### Your objective
Please say how many lines in the records contain the word "with", giving only the number.

== Dataset records

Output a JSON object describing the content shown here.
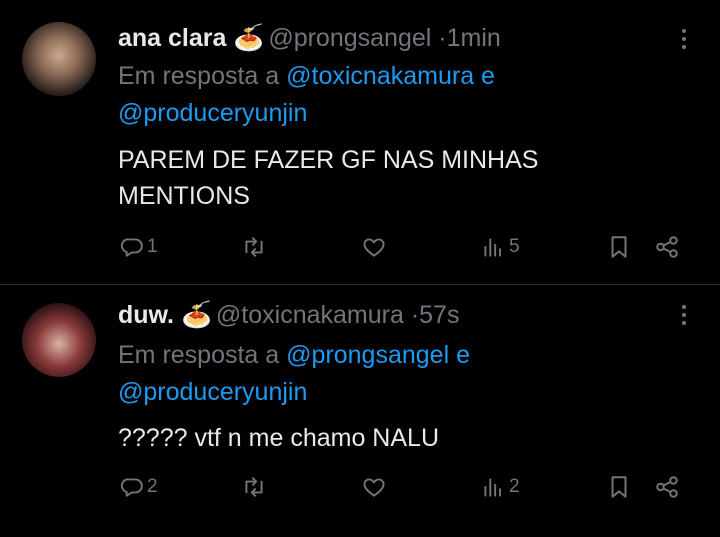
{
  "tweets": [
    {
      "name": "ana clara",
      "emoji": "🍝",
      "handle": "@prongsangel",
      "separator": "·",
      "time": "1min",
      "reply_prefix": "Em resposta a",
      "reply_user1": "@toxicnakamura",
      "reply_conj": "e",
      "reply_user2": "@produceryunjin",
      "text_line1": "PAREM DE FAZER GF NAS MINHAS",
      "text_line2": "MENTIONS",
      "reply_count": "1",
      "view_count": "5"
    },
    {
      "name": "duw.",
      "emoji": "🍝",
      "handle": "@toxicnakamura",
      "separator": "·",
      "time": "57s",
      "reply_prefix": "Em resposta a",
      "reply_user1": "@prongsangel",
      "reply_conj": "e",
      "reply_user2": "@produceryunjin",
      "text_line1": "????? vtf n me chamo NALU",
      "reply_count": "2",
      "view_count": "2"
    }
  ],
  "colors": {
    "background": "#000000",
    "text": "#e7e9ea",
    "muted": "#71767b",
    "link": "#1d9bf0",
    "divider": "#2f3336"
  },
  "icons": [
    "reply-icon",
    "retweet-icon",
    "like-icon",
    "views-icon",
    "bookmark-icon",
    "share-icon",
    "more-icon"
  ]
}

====
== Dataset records

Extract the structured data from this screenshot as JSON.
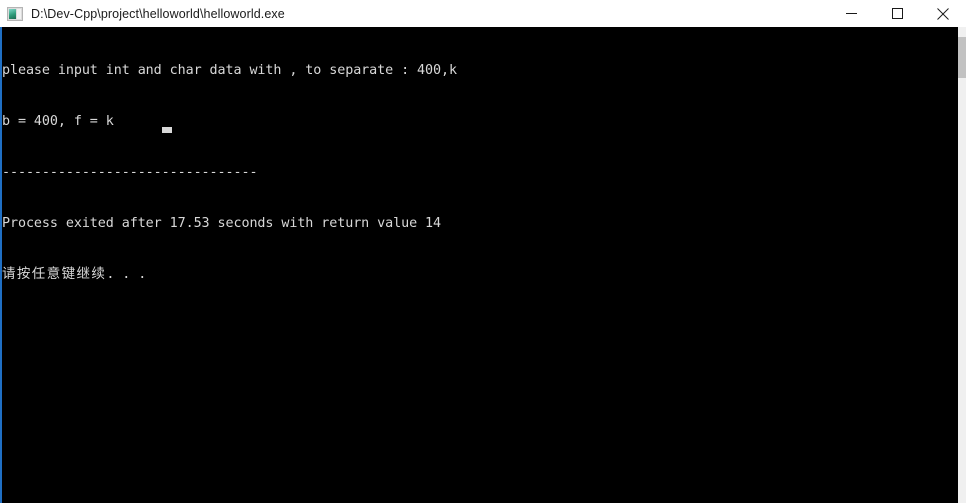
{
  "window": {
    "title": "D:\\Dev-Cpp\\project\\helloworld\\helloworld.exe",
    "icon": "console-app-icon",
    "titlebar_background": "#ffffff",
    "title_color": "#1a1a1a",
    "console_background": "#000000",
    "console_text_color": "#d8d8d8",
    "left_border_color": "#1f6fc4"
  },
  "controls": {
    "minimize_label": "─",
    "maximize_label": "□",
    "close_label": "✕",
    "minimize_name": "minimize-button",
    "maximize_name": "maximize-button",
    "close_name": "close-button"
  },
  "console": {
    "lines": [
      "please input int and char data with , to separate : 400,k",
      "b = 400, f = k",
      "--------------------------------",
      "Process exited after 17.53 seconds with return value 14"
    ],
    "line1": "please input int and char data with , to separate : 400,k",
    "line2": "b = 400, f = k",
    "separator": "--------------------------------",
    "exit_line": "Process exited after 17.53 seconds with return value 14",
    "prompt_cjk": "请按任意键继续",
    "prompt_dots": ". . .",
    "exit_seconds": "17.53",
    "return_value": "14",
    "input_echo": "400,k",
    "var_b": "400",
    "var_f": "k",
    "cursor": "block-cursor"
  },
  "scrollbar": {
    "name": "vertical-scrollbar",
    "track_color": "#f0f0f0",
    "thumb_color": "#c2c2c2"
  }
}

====

### Response to this task
4